Problem to work on.
Repeat each entry exactly. Drop every image.

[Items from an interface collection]
= = =
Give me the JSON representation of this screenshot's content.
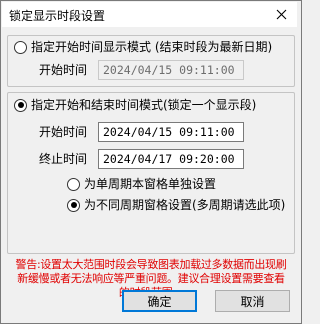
{
  "dialog": {
    "title": "锁定显示时段设置",
    "close_glyph": "✕"
  },
  "mode_latest": {
    "label": "指定开始时间显示模式 (结束时段为最新日期)",
    "selected": false,
    "start_label": "开始时间",
    "start_value": "2024/04/15 09:11:00"
  },
  "mode_range": {
    "label": "指定开始和结束时间模式(锁定一个显示段)",
    "selected": true,
    "start_label": "开始时间",
    "start_value": "2024/04/15 09:11:00",
    "end_label": "终止时间",
    "end_value": "2024/04/17 09:20:00",
    "sub_options": [
      {
        "label": "为单周期本窗格单独设置",
        "selected": false
      },
      {
        "label": "为不同周期窗格设置(多周期请选此项)",
        "selected": true
      }
    ]
  },
  "warning": "警告:设置太大范围时段会导致图表加载过多数据而出现刷新缓慢或者无法响应等严重问题。建议合理设置需要查看的时段范围。",
  "buttons": {
    "ok": "确定",
    "cancel": "取消"
  },
  "colors": {
    "warning": "#e00000",
    "disabled_text": "#6d6d6d",
    "focus": "#0078d7"
  }
}
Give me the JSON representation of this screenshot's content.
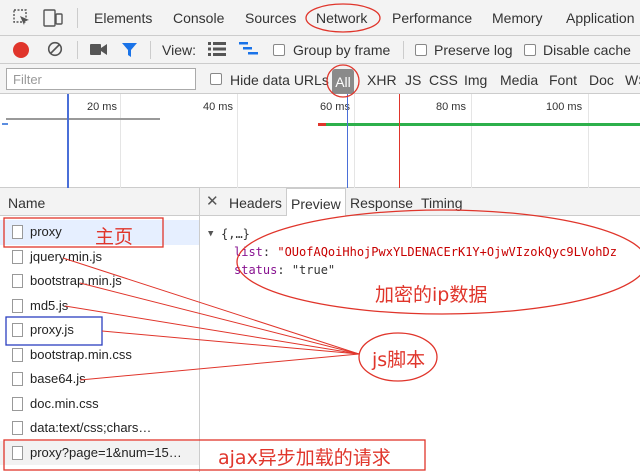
{
  "tabs": [
    "Elements",
    "Console",
    "Sources",
    "Network",
    "Performance",
    "Memory",
    "Application"
  ],
  "active_tab": "Network",
  "toolbar": {
    "view_label": "View:",
    "group_by_frame": "Group by frame",
    "preserve_log": "Preserve log",
    "disable_cache": "Disable cache"
  },
  "filterbar": {
    "placeholder": "Filter",
    "hide_data_urls": "Hide data URLs",
    "types": [
      "All",
      "XHR",
      "JS",
      "CSS",
      "Img",
      "Media",
      "Font",
      "Doc",
      "WS"
    ]
  },
  "overview": {
    "ticks": [
      "20 ms",
      "40 ms",
      "60 ms",
      "80 ms",
      "100 ms"
    ]
  },
  "requests": {
    "header": "Name",
    "items": [
      "proxy",
      "jquery.min.js",
      "bootstrap.min.js",
      "md5.js",
      "proxy.js",
      "bootstrap.min.css",
      "base64.js",
      "doc.min.css",
      "data:text/css;chars…",
      "proxy?page=1&num=15…"
    ]
  },
  "detail": {
    "tabs": [
      "Headers",
      "Preview",
      "Response",
      "Timing"
    ],
    "active": "Preview",
    "root": "{,…}",
    "list_key": "list",
    "list_value": "\"OUofAQoiHhojPwxYLDENACErK1Y+OjwVIzokQyc9LVohDz",
    "status_key": "status",
    "status_value": "\"true\""
  },
  "annotations": {
    "main_page": "主页",
    "encrypted_ip": "加密的ip数据",
    "js_scripts": "js脚本",
    "ajax_requests": "ajax异步加载的请求"
  },
  "colors": {
    "record_red": "#e0352b",
    "filter_blue": "#1a73e8",
    "annotation_red": "#e0352b",
    "annotation_blue": "#2b3fbf",
    "timeline_green": "#2db04b",
    "timeline_blue": "#5b8de0"
  }
}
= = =
Exercise answer.
Give me the JSON representation of this screenshot's content.
{
  "dialog": {
    "title": "锁定显示时段设置",
    "close_glyph": "✕"
  },
  "mode_latest": {
    "label": "指定开始时间显示模式 (结束时段为最新日期)",
    "selected": false,
    "start_label": "开始时间",
    "start_value": "2024/04/15 09:11:00"
  },
  "mode_range": {
    "label": "指定开始和结束时间模式(锁定一个显示段)",
    "selected": true,
    "start_label": "开始时间",
    "start_value": "2024/04/15 09:11:00",
    "end_label": "终止时间",
    "end_value": "2024/04/17 09:20:00",
    "sub_options": [
      {
        "label": "为单周期本窗格单独设置",
        "selected": false
      },
      {
        "label": "为不同周期窗格设置(多周期请选此项)",
        "selected": true
      }
    ]
  },
  "warning": "警告:设置太大范围时段会导致图表加载过多数据而出现刷新缓慢或者无法响应等严重问题。建议合理设置需要查看的时段范围。",
  "buttons": {
    "ok": "确定",
    "cancel": "取消"
  },
  "colors": {
    "warning": "#e00000",
    "disabled_text": "#6d6d6d",
    "focus": "#0078d7"
  }
}
Give me the JSON representation of this screenshot's content.
{
  "tabs": [
    "Elements",
    "Console",
    "Sources",
    "Network",
    "Performance",
    "Memory",
    "Application"
  ],
  "active_tab": "Network",
  "toolbar": {
    "view_label": "View:",
    "group_by_frame": "Group by frame",
    "preserve_log": "Preserve log",
    "disable_cache": "Disable cache"
  },
  "filterbar": {
    "placeholder": "Filter",
    "hide_data_urls": "Hide data URLs",
    "types": [
      "All",
      "XHR",
      "JS",
      "CSS",
      "Img",
      "Media",
      "Font",
      "Doc",
      "WS"
    ]
  },
  "overview": {
    "ticks": [
      "20 ms",
      "40 ms",
      "60 ms",
      "80 ms",
      "100 ms"
    ]
  },
  "requests": {
    "header": "Name",
    "items": [
      "proxy",
      "jquery.min.js",
      "bootstrap.min.js",
      "md5.js",
      "proxy.js",
      "bootstrap.min.css",
      "base64.js",
      "doc.min.css",
      "data:text/css;chars…",
      "proxy?page=1&num=15…"
    ]
  },
  "detail": {
    "tabs": [
      "Headers",
      "Preview",
      "Response",
      "Timing"
    ],
    "active": "Preview",
    "root": "{,…}",
    "list_key": "list",
    "list_value": "\"OUofAQoiHhojPwxYLDENACErK1Y+OjwVIzokQyc9LVohDz",
    "status_key": "status",
    "status_value": "\"true\""
  },
  "annotations": {
    "main_page": "主页",
    "encrypted_ip": "加密的ip数据",
    "js_scripts": "js脚本",
    "ajax_requests": "ajax异步加载的请求"
  },
  "colors": {
    "record_red": "#e0352b",
    "filter_blue": "#1a73e8",
    "annotation_red": "#e0352b",
    "annotation_blue": "#2b3fbf",
    "timeline_green": "#2db04b",
    "timeline_blue": "#5b8de0"
  }
}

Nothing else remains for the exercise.